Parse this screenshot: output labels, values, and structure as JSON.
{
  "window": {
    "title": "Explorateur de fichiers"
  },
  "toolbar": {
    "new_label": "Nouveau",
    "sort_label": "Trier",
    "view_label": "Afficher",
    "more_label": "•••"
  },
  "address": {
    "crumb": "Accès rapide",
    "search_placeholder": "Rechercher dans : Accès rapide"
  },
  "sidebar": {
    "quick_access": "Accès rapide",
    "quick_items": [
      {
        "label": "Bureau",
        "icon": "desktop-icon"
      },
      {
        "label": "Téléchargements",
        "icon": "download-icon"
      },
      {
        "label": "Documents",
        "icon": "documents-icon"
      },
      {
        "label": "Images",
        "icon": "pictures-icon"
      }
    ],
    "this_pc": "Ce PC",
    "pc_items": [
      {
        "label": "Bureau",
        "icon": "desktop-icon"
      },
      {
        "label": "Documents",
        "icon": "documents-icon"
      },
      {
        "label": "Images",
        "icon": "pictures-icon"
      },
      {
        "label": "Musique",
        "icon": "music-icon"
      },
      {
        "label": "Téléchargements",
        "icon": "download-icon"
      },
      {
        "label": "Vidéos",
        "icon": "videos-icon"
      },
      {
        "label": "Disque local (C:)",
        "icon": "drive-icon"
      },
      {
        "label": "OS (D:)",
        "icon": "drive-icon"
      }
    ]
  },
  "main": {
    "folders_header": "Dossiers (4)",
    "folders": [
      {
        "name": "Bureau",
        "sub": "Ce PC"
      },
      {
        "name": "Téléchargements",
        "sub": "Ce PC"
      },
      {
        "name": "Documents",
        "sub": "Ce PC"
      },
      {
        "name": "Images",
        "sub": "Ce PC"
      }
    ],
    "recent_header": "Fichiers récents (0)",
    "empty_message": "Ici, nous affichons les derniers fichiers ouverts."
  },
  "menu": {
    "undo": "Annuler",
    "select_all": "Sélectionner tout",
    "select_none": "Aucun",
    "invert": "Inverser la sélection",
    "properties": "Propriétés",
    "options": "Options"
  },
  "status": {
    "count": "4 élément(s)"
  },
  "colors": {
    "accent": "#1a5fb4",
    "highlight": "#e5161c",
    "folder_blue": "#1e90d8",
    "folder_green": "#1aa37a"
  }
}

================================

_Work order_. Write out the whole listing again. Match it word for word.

_Expected answer_.
Parse this screenshot: output labels, values, and structure as JSON.
{
  "window": {
    "title": "Explorateur de fichiers"
  },
  "toolbar": {
    "new_label": "Nouveau",
    "sort_label": "Trier",
    "view_label": "Afficher",
    "more_label": "•••"
  },
  "address": {
    "crumb": "Accès rapide",
    "search_placeholder": "Rechercher dans : Accès rapide"
  },
  "sidebar": {
    "quick_access": "Accès rapide",
    "quick_items": [
      {
        "label": "Bureau",
        "icon": "desktop-icon"
      },
      {
        "label": "Téléchargements",
        "icon": "download-icon"
      },
      {
        "label": "Documents",
        "icon": "documents-icon"
      },
      {
        "label": "Images",
        "icon": "pictures-icon"
      }
    ],
    "this_pc": "Ce PC",
    "pc_items": [
      {
        "label": "Bureau",
        "icon": "desktop-icon"
      },
      {
        "label": "Documents",
        "icon": "documents-icon"
      },
      {
        "label": "Images",
        "icon": "pictures-icon"
      },
      {
        "label": "Musique",
        "icon": "music-icon"
      },
      {
        "label": "Téléchargements",
        "icon": "download-icon"
      },
      {
        "label": "Vidéos",
        "icon": "videos-icon"
      },
      {
        "label": "Disque local (C:)",
        "icon": "drive-icon"
      },
      {
        "label": "OS (D:)",
        "icon": "drive-icon"
      }
    ]
  },
  "main": {
    "folders_header": "Dossiers (4)",
    "folders": [
      {
        "name": "Bureau",
        "sub": "Ce PC"
      },
      {
        "name": "Téléchargements",
        "sub": "Ce PC"
      },
      {
        "name": "Documents",
        "sub": "Ce PC"
      },
      {
        "name": "Images",
        "sub": "Ce PC"
      }
    ],
    "recent_header": "Fichiers récents (0)",
    "empty_message": "Ici, nous affichons les derniers fichiers ouverts."
  },
  "menu": {
    "undo": "Annuler",
    "select_all": "Sélectionner tout",
    "select_none": "Aucun",
    "invert": "Inverser la sélection",
    "properties": "Propriétés",
    "options": "Options"
  },
  "status": {
    "count": "4 élément(s)"
  },
  "colors": {
    "accent": "#1a5fb4",
    "highlight": "#e5161c",
    "folder_blue": "#1e90d8",
    "folder_green": "#1aa37a"
  }
}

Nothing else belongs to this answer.